* [What is required]: Copy out the data that follows exactly, leaving out no line.

* [Provided records]:
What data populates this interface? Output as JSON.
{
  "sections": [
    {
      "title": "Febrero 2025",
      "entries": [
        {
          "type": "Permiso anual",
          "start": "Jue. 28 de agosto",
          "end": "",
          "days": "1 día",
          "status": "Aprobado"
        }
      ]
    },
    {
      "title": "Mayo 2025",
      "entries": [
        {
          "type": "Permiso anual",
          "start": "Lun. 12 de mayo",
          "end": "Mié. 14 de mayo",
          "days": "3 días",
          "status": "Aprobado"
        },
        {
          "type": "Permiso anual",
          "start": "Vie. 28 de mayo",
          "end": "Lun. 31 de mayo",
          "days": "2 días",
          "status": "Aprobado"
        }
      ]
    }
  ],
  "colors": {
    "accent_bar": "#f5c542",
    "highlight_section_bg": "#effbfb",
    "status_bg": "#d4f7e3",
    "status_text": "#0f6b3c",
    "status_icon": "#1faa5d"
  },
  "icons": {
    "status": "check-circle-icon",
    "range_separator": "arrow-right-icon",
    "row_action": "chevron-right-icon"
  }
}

* [Expected answer]:
What data populates this interface? Output as JSON.
{
  "sections": [
    {
      "title": "Febrero 2025",
      "entries": [
        {
          "type": "Permiso anual",
          "start": "Jue. 28 de agosto",
          "end": "",
          "days": "1 día",
          "status": "Aprobado"
        }
      ]
    },
    {
      "title": "Mayo 2025",
      "entries": [
        {
          "type": "Permiso anual",
          "start": "Lun. 12 de mayo",
          "end": "Mié. 14 de mayo",
          "days": "3 días",
          "status": "Aprobado"
        },
        {
          "type": "Permiso anual",
          "start": "Vie. 28 de mayo",
          "end": "Lun. 31 de mayo",
          "days": "2 días",
          "status": "Aprobado"
        }
      ]
    }
  ],
  "colors": {
    "accent_bar": "#f5c542",
    "highlight_section_bg": "#effbfb",
    "status_bg": "#d4f7e3",
    "status_text": "#0f6b3c",
    "status_icon": "#1faa5d"
  },
  "icons": {
    "status": "check-circle-icon",
    "range_separator": "arrow-right-icon",
    "row_action": "chevron-right-icon"
  }
}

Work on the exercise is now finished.